About this task. In the entries below, find the string "time" and return each line holding it.

App and web page records

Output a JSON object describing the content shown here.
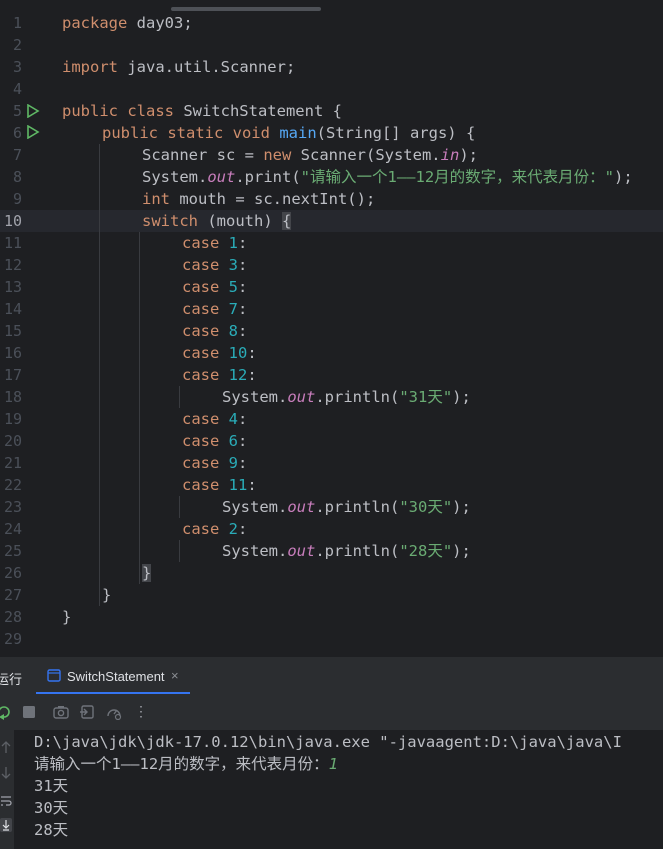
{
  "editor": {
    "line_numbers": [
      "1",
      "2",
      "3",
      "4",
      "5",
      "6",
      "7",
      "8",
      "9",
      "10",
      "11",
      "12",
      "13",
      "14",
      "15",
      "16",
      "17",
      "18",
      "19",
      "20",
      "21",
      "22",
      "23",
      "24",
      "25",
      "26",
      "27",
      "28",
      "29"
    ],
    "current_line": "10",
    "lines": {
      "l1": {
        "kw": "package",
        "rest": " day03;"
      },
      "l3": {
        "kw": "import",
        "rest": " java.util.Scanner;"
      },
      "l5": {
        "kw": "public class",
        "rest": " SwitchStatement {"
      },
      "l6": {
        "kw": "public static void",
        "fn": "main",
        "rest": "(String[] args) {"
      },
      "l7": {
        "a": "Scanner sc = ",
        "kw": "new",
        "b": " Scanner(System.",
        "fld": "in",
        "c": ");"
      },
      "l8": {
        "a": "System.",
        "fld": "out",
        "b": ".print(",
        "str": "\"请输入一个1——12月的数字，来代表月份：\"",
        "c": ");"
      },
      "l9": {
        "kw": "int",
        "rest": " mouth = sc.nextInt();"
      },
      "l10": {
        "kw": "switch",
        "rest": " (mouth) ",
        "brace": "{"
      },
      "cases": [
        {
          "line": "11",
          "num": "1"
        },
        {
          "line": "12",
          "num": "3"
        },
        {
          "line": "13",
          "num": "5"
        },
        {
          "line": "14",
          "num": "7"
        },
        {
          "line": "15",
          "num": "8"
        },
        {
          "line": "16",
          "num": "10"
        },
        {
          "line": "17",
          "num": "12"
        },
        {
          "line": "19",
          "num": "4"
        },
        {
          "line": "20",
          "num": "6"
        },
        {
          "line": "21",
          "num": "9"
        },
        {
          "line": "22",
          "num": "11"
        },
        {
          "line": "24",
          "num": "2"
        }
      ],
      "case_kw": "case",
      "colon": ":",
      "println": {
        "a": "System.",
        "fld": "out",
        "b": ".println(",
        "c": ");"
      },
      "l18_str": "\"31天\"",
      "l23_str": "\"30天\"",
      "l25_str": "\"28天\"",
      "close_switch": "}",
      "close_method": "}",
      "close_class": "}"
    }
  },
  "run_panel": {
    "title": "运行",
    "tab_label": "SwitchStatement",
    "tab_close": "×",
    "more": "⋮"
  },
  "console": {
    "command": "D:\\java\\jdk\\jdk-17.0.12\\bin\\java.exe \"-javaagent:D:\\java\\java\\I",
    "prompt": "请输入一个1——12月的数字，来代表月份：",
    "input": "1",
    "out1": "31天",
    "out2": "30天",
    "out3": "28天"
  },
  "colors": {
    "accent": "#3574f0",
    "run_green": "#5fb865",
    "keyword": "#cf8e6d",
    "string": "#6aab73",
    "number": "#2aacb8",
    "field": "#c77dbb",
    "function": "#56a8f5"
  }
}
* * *
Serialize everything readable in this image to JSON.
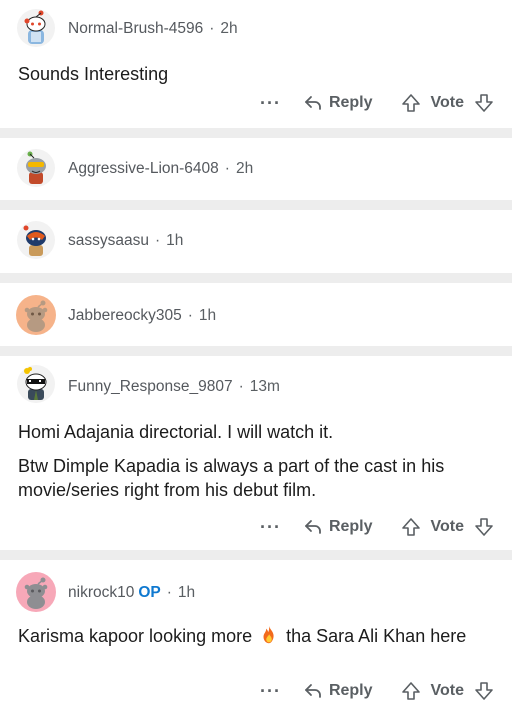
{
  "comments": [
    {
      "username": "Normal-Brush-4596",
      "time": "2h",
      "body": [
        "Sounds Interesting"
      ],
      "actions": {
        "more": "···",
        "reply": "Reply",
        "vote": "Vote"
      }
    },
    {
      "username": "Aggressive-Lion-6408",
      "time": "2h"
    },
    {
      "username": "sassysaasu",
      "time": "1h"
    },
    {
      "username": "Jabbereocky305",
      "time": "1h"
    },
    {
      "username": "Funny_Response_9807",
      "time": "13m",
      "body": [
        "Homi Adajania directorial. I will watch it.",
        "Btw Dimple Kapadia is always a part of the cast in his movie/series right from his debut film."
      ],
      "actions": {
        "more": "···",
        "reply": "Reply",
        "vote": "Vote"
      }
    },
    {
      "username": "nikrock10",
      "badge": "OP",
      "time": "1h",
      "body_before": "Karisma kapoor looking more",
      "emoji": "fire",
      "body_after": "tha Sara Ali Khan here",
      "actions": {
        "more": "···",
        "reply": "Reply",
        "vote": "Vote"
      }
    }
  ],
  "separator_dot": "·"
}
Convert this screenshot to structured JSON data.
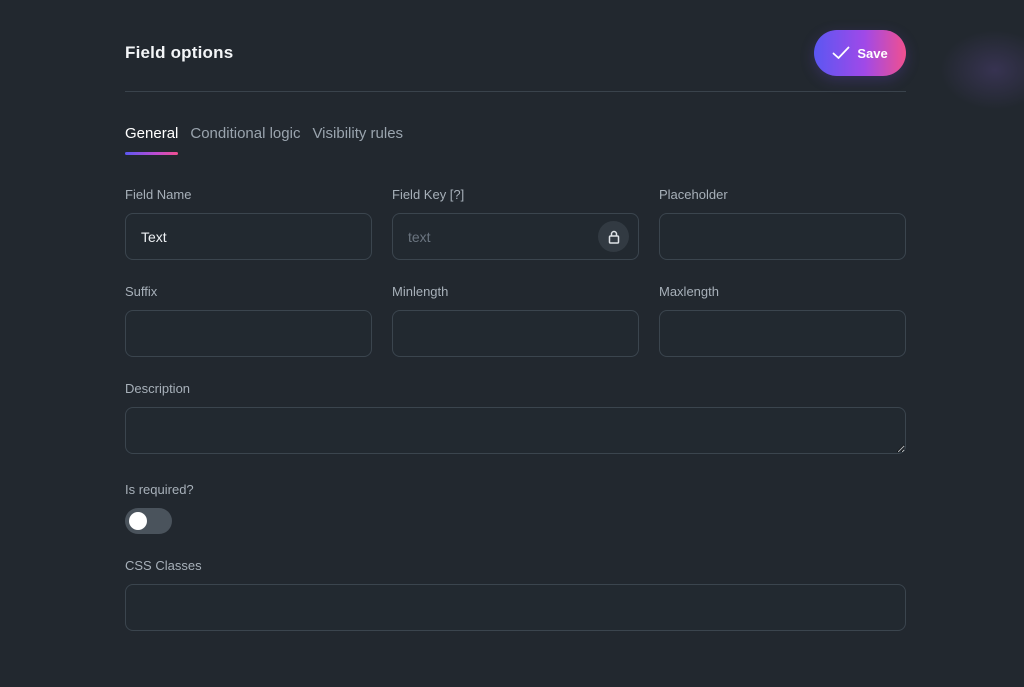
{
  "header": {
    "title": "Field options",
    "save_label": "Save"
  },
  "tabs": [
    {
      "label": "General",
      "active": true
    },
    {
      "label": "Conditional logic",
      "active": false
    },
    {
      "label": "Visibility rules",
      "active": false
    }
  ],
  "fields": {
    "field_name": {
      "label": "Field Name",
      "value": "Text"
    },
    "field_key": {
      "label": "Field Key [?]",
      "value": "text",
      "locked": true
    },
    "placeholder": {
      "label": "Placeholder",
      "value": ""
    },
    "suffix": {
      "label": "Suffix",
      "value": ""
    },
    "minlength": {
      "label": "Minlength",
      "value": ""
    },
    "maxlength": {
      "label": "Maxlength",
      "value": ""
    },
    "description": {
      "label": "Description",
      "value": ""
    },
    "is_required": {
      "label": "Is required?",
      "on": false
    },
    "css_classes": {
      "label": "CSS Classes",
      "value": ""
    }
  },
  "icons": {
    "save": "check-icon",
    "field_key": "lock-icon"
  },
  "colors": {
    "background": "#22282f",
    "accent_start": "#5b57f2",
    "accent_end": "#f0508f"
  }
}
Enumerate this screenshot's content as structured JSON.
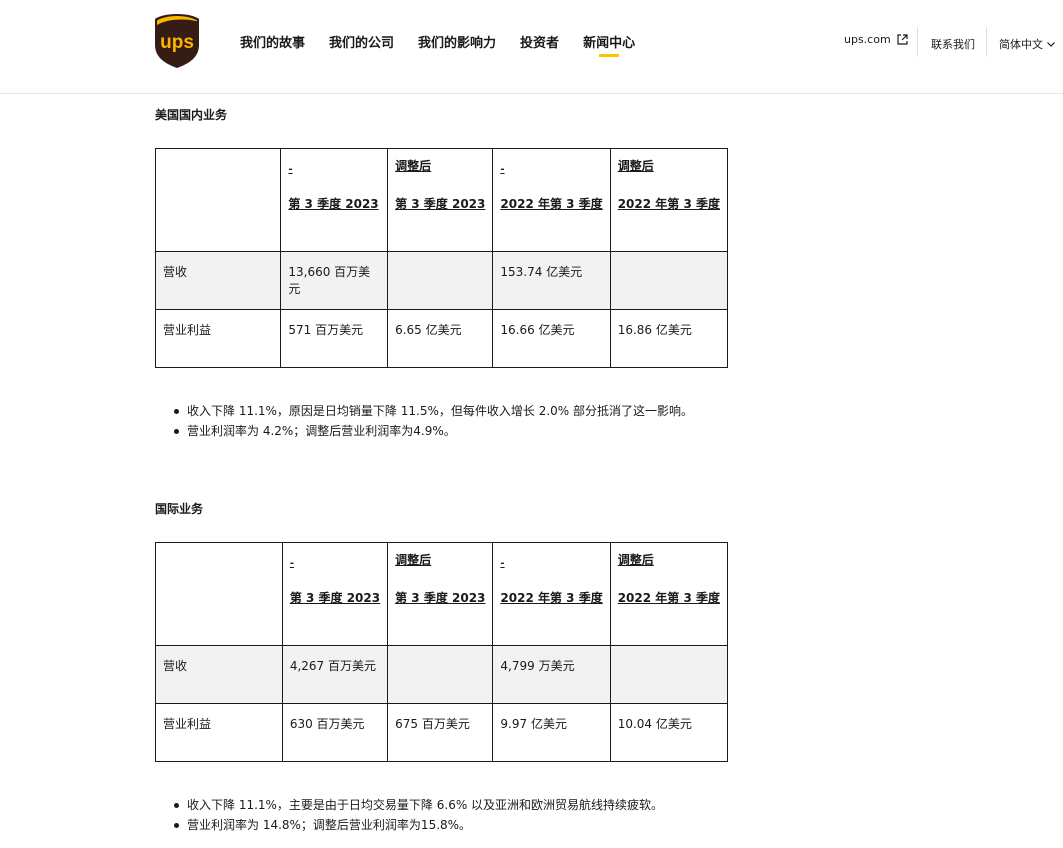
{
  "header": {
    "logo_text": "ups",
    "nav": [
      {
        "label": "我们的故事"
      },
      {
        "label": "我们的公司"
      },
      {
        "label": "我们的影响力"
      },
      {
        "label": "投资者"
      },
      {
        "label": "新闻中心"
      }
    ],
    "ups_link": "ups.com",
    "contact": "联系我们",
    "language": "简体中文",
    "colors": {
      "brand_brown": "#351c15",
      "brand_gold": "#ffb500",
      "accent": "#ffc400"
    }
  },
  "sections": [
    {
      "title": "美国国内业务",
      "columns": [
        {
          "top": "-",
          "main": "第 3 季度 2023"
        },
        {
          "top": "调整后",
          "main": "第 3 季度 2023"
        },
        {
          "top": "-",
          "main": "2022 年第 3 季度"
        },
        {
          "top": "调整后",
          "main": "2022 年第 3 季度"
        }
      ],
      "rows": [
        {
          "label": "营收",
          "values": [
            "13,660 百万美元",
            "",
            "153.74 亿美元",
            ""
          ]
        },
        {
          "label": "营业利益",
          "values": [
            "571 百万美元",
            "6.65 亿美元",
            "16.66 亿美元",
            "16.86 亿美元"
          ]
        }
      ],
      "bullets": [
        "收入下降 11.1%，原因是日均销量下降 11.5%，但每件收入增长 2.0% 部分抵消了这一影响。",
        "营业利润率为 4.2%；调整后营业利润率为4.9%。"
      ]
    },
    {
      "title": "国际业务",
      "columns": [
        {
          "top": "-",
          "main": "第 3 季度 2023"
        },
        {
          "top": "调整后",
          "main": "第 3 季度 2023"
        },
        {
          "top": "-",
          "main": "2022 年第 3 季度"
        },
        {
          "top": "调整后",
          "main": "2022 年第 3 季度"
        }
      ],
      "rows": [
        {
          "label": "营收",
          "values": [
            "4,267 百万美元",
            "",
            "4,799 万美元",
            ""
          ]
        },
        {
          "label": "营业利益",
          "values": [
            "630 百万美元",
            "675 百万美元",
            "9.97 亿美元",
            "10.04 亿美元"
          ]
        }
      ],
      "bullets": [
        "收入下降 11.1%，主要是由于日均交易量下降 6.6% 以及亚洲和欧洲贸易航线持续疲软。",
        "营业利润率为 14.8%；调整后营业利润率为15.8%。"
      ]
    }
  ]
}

Solution below.
      "time": "2h",
      "time": "2h"
      "time": "1h"
      "time": "1h"
      "time": "13m",
      "time": "1h",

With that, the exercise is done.